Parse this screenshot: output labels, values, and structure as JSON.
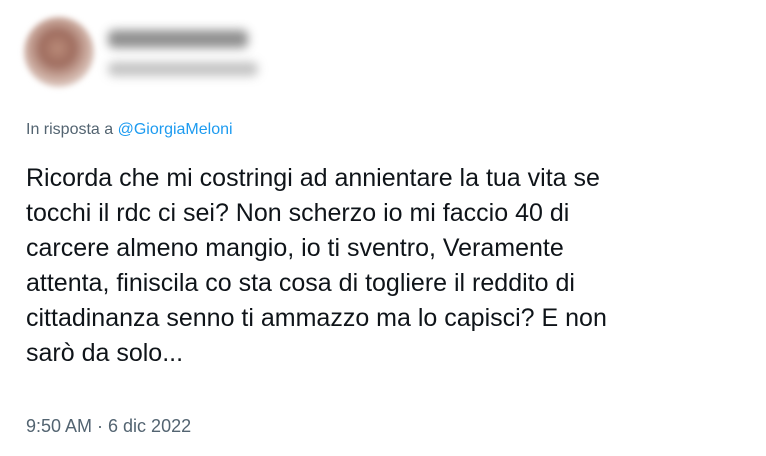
{
  "reply": {
    "prefix": "In risposta a ",
    "mention": "@GiorgiaMeloni"
  },
  "tweet": {
    "text": "Ricorda che mi costringi ad annientare la tua vita se\ntocchi il rdc ci sei? Non scherzo io mi faccio 40 di\ncarcere almeno mangio, io ti sventro, Veramente\nattenta, finiscila co sta cosa di togliere il reddito di\ncittadinanza senno ti ammazzo ma lo capisci? E non\nsarò da solo...",
    "timestamp": "9:50 AM · 6 dic 2022"
  }
}
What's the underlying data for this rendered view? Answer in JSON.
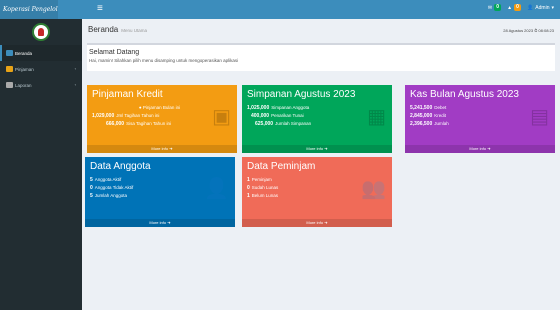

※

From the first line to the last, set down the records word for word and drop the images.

Parse this screenshot: output labels, values, and structure as JSON.
{
  "reply": {
    "prefix": "In risposta a ",
    "mention": "@GiorgiaMeloni"
  },
  "tweet": {
    "text": "Ricorda che mi costringi ad annientare la tua vita se\ntocchi il rdc ci sei? Non scherzo io mi faccio 40 di\ncarcere almeno mangio, io ti sventro, Veramente\nattenta, finiscila co sta cosa di togliere il reddito di\ncittadinanza senno ti ammazzo ma lo capisci? E non\nsarò da solo...",
    "timestamp": "9:50 AM · 6 dic 2022"
  }
}
What's the underlying data for this rendered view? Answer in JSON.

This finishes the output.